(FORE-EDGE PAINTING) HUNG-NIEN, Lu. Fore-Edge Painting. [Peking: Catholic University, circa 1939]. ON: SHIH YU. Chi Chiu Chang [Essays on Chinese Calligraphy]. WITH: I Chou Shu [History of the Chou Dynasty]. No place: circa 1800. Tall octavo, later side-sewn dark blue wrappers. Housed in custom ornamental clamshell box, and a custom half leather clamshell storage box.
Wonderful rare Christian fore-edge painting, executed by Chinese artists around 1939 under the direction of Catholic missionary and college president, William B. Pettus, after a painting by very promising student Lu Hung-Nien.
The Chi-chiu is the oldest surviving text on “swift-done script,” attributed to the first-century (B.C.) calligrapher Shih Yu— this late 18th-century edition printed in blocks cut in the format of vertical bamboo slips. It had become the most widely used Han elementary text and the single-most important primer through the early T’ang Dynasty. Bound with it is a block-book edition of the I Chou Shu, a history of the Chou Dynasty compiled from “lost records” uncovered from the third century B.C. The magnificent fore-edge painting on this volume, entitled “Flight into Egypt, Enquiring the Way,” is rendered in the Ming style of the 14th and 15th centuries, executed by 20th-century Chinese artists connected with the Catholic University in Peking in the 1930s. It was copied from a painting by Lu Hung-Nien, a student at the time. With a minuteness of detail and ornamental use of color, especially a rich blue-green that designates the principal figures, Mary and Joseph, this painting was produced under the direction of the President of the University’s College of of Chinese Studies, Dr. William Bacon Pettus, who brought the concept of fore-edge painting to China. Entitled “The Holy Refugees,” Hung-Nien’s original work was reproduced in the December 22, 1941 issue of Life magazine and is currently in the possession of the Pettus family. For the artist, this painting held special significance, “because he has seen thousands of his own people take to the road like the Holy Family, with a few bundles and a donkey, escaping from tyranny in their own land” (Life). Hung-Nien’s later painting of “Our Lady of China and Baby Jesus” was the basis for the central mosaic in the National Shrine of the United States in Washington, D.C.
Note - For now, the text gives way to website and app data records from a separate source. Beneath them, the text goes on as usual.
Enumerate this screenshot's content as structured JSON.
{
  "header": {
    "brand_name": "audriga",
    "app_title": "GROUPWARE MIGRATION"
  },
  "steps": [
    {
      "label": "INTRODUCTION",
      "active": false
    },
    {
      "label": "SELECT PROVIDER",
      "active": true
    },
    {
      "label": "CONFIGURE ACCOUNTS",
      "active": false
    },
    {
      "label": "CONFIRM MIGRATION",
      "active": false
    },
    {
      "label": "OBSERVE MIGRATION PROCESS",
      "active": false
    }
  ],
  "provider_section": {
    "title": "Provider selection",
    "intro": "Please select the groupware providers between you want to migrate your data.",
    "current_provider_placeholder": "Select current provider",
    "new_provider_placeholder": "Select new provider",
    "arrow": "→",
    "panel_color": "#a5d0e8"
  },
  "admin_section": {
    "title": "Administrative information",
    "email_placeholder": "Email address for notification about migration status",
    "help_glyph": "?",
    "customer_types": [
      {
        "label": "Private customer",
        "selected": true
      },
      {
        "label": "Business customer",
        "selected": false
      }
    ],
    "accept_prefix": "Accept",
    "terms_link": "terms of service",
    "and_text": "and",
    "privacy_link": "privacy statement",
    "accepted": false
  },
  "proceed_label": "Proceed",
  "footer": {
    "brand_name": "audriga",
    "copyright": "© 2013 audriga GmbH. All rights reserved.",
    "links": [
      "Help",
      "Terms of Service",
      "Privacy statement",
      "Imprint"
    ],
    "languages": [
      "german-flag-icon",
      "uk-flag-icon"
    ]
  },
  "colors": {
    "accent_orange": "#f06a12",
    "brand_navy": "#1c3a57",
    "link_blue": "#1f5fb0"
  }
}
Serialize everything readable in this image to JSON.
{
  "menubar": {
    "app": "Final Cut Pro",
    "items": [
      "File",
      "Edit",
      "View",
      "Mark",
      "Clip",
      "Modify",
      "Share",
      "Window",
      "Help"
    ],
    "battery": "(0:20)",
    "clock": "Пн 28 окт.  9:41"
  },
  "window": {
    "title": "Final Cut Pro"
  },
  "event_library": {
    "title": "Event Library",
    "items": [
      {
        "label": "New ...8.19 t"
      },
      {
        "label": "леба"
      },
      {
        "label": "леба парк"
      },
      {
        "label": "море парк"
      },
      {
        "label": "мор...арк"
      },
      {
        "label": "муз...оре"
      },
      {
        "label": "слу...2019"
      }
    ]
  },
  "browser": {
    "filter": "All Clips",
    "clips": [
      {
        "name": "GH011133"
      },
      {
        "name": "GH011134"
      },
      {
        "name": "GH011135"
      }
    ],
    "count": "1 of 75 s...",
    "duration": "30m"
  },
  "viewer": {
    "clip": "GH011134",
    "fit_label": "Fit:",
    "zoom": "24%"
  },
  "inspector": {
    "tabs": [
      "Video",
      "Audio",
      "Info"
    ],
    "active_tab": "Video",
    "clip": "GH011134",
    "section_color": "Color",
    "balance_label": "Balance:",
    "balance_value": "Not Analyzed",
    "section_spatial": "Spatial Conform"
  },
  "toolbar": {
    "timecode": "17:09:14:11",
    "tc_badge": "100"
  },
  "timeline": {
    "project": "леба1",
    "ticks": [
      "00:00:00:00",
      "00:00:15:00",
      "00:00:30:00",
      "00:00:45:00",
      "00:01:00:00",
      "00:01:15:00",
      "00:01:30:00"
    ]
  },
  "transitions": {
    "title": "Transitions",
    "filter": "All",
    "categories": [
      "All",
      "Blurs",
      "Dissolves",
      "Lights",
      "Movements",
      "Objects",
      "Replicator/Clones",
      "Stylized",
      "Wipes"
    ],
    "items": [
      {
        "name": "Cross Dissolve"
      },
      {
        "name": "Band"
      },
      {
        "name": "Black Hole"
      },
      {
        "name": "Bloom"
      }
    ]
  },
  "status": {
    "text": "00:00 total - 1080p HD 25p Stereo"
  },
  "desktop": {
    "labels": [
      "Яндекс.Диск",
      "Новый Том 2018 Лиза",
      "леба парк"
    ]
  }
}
Fore-edge painting clean and bright, a few small holes and tears (not affecting fore-edge), minor expert repairs and one broken clasp on extraordinary custom clamshell case.